- **Exercise details**: Locate every line in the material below that has the word "photo". Copy each of those lines.
Record set START
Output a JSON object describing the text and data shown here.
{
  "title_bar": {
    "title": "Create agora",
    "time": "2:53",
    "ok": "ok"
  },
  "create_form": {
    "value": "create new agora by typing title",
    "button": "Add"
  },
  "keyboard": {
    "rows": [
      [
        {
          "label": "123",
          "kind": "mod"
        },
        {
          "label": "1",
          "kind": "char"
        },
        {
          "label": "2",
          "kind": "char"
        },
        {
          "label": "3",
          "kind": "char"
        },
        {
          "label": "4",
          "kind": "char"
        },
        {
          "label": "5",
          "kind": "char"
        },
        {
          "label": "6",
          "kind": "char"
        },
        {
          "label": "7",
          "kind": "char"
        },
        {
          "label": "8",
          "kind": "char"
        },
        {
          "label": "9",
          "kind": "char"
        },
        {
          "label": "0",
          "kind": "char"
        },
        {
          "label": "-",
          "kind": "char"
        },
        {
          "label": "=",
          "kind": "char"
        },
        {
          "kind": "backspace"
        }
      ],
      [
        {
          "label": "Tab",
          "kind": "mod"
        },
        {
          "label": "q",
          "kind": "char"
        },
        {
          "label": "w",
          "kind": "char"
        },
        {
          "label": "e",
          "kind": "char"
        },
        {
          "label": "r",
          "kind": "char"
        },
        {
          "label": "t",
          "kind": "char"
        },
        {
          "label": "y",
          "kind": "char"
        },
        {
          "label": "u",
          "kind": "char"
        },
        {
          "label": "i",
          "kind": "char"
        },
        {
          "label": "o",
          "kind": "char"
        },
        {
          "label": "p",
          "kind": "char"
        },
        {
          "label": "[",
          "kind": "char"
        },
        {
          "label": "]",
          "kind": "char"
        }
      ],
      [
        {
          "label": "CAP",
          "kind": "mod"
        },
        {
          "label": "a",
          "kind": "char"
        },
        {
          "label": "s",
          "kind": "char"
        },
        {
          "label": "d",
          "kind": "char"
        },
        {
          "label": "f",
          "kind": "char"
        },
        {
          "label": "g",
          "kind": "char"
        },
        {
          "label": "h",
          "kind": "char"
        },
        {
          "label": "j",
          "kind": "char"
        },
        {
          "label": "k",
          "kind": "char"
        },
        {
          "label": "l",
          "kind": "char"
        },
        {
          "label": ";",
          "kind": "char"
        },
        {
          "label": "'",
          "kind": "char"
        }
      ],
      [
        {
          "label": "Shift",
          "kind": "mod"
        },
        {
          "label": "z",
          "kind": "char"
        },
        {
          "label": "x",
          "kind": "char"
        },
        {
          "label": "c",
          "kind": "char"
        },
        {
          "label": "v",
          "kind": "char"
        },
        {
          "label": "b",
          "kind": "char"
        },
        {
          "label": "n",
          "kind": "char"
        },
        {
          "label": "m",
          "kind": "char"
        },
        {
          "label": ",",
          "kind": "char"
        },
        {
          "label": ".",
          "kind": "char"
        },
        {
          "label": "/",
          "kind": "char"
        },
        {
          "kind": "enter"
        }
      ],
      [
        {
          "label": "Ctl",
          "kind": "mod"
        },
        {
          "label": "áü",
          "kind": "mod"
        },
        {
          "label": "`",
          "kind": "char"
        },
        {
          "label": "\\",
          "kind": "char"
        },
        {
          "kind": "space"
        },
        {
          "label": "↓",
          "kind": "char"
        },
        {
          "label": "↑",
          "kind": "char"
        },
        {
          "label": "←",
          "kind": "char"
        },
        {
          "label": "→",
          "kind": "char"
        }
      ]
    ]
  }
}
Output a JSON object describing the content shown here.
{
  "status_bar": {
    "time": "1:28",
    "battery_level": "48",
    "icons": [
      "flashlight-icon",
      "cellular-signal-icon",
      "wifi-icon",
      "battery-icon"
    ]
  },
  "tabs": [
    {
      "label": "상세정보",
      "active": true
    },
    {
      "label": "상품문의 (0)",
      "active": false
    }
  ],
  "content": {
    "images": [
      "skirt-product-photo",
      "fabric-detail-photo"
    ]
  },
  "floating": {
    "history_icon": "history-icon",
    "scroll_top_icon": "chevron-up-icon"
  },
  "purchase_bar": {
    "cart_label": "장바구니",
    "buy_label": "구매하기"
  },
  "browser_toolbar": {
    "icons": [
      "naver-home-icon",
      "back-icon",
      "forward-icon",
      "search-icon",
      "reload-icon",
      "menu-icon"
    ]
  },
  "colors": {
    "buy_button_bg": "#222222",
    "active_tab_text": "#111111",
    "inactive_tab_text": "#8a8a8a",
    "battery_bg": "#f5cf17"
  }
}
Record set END
- **Solution for this exercise**:
      "skirt-product-photo",
      "fabric-detail-photo"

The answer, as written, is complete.